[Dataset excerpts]
|---|

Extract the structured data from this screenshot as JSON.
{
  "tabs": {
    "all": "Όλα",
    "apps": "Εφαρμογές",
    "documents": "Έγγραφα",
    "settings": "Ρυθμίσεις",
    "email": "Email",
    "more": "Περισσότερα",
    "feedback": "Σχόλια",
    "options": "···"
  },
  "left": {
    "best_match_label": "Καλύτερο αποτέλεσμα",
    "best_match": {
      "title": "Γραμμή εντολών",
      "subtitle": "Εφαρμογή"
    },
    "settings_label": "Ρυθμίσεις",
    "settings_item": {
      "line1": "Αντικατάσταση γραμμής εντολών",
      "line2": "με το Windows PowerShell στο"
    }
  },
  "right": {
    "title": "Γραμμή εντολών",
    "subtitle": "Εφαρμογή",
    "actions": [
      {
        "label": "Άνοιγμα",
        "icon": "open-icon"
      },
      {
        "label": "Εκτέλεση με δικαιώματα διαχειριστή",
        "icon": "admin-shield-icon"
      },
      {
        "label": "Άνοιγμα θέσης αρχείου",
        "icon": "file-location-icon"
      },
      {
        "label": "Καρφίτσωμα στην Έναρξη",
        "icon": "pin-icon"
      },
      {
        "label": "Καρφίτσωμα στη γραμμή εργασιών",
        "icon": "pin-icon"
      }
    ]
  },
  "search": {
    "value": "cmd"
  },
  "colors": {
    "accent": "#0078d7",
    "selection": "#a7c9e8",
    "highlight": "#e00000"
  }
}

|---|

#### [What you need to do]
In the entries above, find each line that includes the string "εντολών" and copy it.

#### [Response for this exercise]
      "title": "Γραμμή εντολών",
      "line1": "Αντικατάσταση γραμμής εντολών",
    "title": "Γραμμή εντολών",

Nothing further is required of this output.